## AIM OF THE EXERCISE
The whole listing should come back exactly as written, except for the pictures.

## EXERCISE INPUTS
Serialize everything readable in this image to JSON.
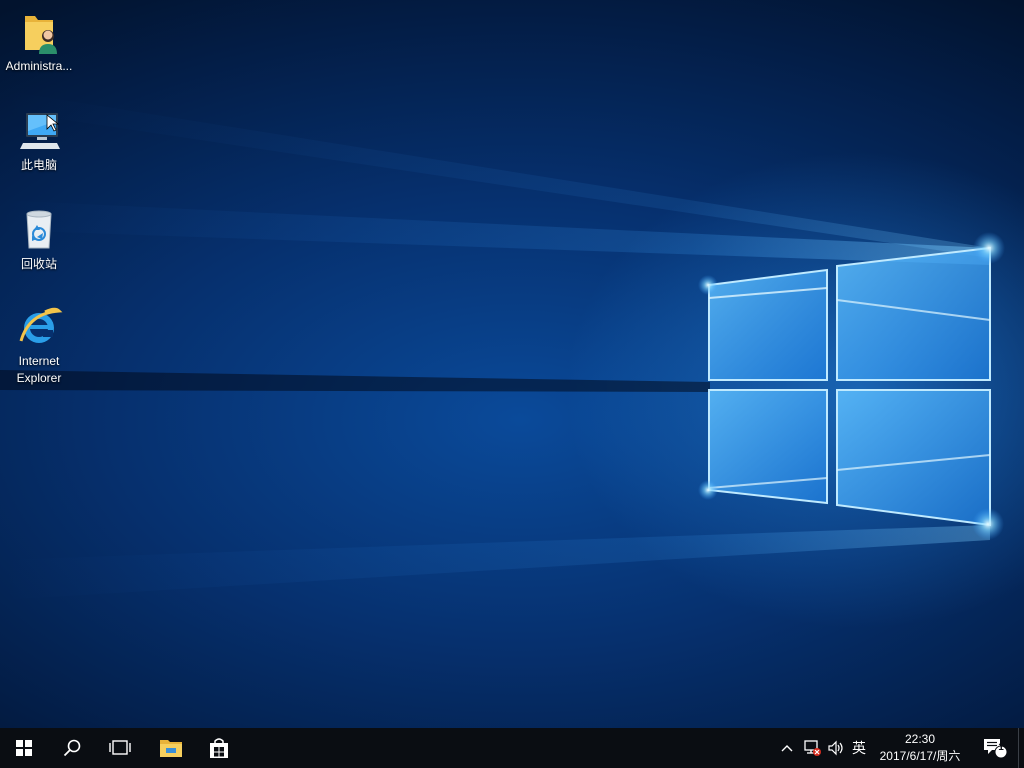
{
  "desktop": {
    "icons": [
      {
        "label": "Administra...",
        "icon": "user-folder-icon"
      },
      {
        "label": "此电脑",
        "icon": "this-pc-icon"
      },
      {
        "label": "回收站",
        "icon": "recycle-bin-icon"
      },
      {
        "label": "Internet Explorer",
        "icon": "internet-explorer-icon"
      }
    ]
  },
  "taskbar": {
    "start": {
      "icon": "windows-logo-icon"
    },
    "search": {
      "icon": "search-icon"
    },
    "task_view": {
      "icon": "task-view-icon"
    },
    "pinned": [
      {
        "icon": "file-explorer-icon"
      },
      {
        "icon": "store-icon"
      }
    ],
    "tray": {
      "chevron_icon": "chevron-up-icon",
      "network_icon": "network-disconnected-icon",
      "volume_icon": "volume-icon",
      "ime_label": "英"
    },
    "clock": {
      "time": "22:30",
      "date": "2017/6/17/周六"
    },
    "notifications": {
      "icon": "action-center-icon",
      "count": "1"
    }
  },
  "colors": {
    "taskbar_bg": "#0a0d12",
    "wallpaper_dark": "#02132e",
    "wallpaper_glow": "#4ab8ff",
    "folder_yellow": "#f3c44a",
    "store_accent": "#ffffff"
  }
}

## RESPONSE
Serialize everything readable in this image to JSON.
{
  "desktop": {
    "icons": [
      {
        "label": "Administra...",
        "icon": "user-folder-icon"
      },
      {
        "label": "此电脑",
        "icon": "this-pc-icon"
      },
      {
        "label": "回收站",
        "icon": "recycle-bin-icon"
      },
      {
        "label": "Internet Explorer",
        "icon": "internet-explorer-icon"
      }
    ]
  },
  "taskbar": {
    "start": {
      "icon": "windows-logo-icon"
    },
    "search": {
      "icon": "search-icon"
    },
    "task_view": {
      "icon": "task-view-icon"
    },
    "pinned": [
      {
        "icon": "file-explorer-icon"
      },
      {
        "icon": "store-icon"
      }
    ],
    "tray": {
      "chevron_icon": "chevron-up-icon",
      "network_icon": "network-disconnected-icon",
      "volume_icon": "volume-icon",
      "ime_label": "英"
    },
    "clock": {
      "time": "22:30",
      "date": "2017/6/17/周六"
    },
    "notifications": {
      "icon": "action-center-icon",
      "count": "1"
    }
  },
  "colors": {
    "taskbar_bg": "#0a0d12",
    "wallpaper_dark": "#02132e",
    "wallpaper_glow": "#4ab8ff",
    "folder_yellow": "#f3c44a",
    "store_accent": "#ffffff"
  }
}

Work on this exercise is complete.